The vaccine, Dengvaxia, has already been given to more than 730,000 public school children age nine or older in three regions of the Philippines in an effort to prevent the potentially deadly mosquito-borne virus.
Dengue can cause severe flu-like symptoms and can in some cases progress to cause breathing issues, hemorrhaging and organ failure.
The manufacturer of the vaccine, France-based Sanofi Pasteur, recently revealed that six years of clinical data show that the vaccine could worsen the disease in people who were not previously infected with the virus.
A Philippine NGO recently claimed that they received information that three children vaccinated with Dengvaxia in the Philippines had died, although Department of Health Undersecretary Gerardo Bayugo told Reuters that the three children died due to causes unrelated to the vaccine and that no deaths caused by the vaccine have been reported so far.

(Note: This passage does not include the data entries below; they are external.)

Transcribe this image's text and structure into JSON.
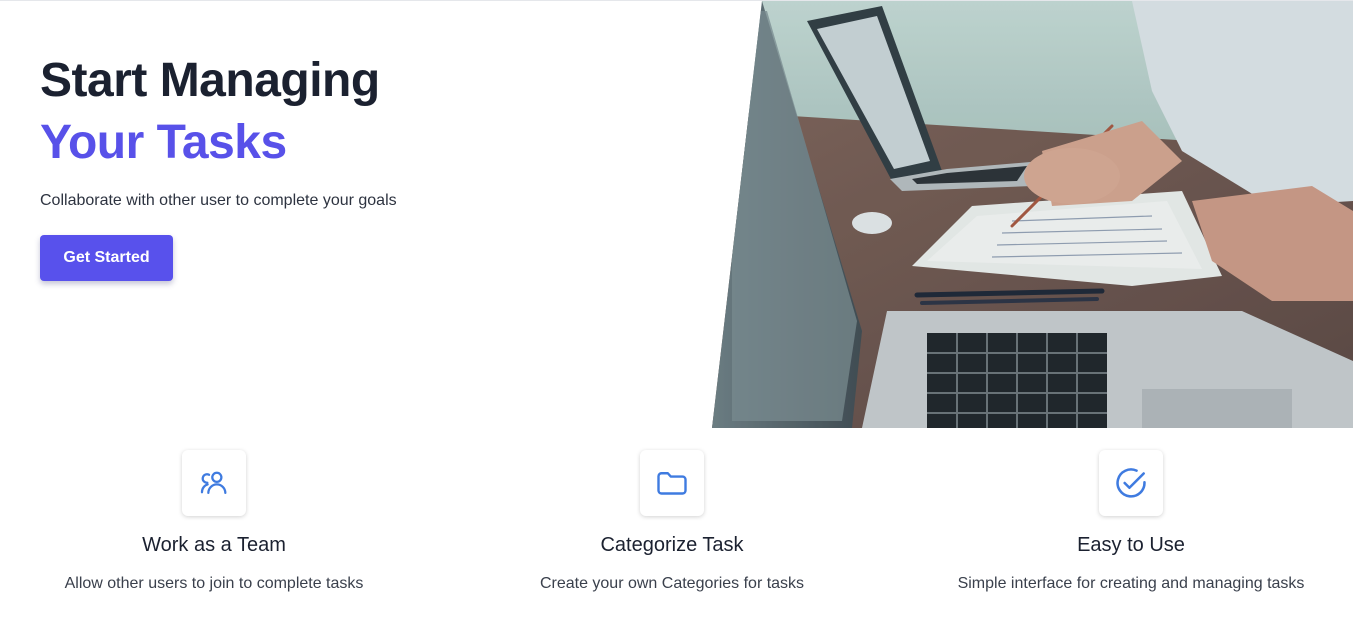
{
  "hero": {
    "title_line1": "Start Managing",
    "title_line2": "Your Tasks",
    "subtitle": "Collaborate with other user to complete your goals",
    "cta_label": "Get Started",
    "image_icon": "laptops-on-desk-photo"
  },
  "features": [
    {
      "icon": "users-icon",
      "title": "Work as a Team",
      "description": "Allow other users to join to complete tasks"
    },
    {
      "icon": "folder-icon",
      "title": "Categorize Task",
      "description": "Create your own Categories for tasks"
    },
    {
      "icon": "check-circle-icon",
      "title": "Easy to Use",
      "description": "Simple interface for creating and managing tasks"
    }
  ],
  "colors": {
    "accent": "#5851e9",
    "button": "#5851ec",
    "icon_blue": "#3f7be0",
    "heading": "#1b2130"
  }
}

"As far as we know, as far as we are made aware, there are no reported deaths that are related to the dengue vaccination," Ruby Dizon, the medical director at Sanofi Pasteur in the Philippines, told Reuters recently.
Last week, the Philippines Department of Health prohibited the use of Dengvaxia. On Monday, the Department of Justice ordered the National Bureau of Investigation to investigate "the alleged danger to public health… and if evidence so warrants, to file appropriate charges thereon."
It is unclear why Philippine health officials were unaware of risks associated with the vaccine.The World Health Organization (WHO) said in a July 2016 research paper that the "vaccination may be ineffective or may theoretically even increase future risk of hospitalized or severe dengue illness in those who are seronegative at the time of first vaccination regardless of age."
Last week, Singapore's Health Sciences Authority announced that it was aware of Dengvaxia's risks when it was approved in the country in October 2016, and has been working with the manufacturer to improve risk warnings on the drug's packaging.
In a statement last week, Brazil's healthcare regulator, Anvisa, said that it recommends people in Brazil, where the disease is widespread, not to take the vaccine if they have not already suffered a bout of dengue.
On Sunday, Philippine President Rodrigo Duterte said the country's government would make sure those who implemented the program are held accountable. However, presidential spokesman Harry Roque also emphasized that there have been no reported cases of the infection since use of the vaccine became prevalent and urged the public "not to spread information that may cause undue alarm."
Former Health Secretary Janette Garin, who established the program under former-president Benigno Aquino, recently said on ANC TV that she is ready to face any consequences, emphasizing that the vaccination program had been implemented in accordance with WHO guidelines and recommendations.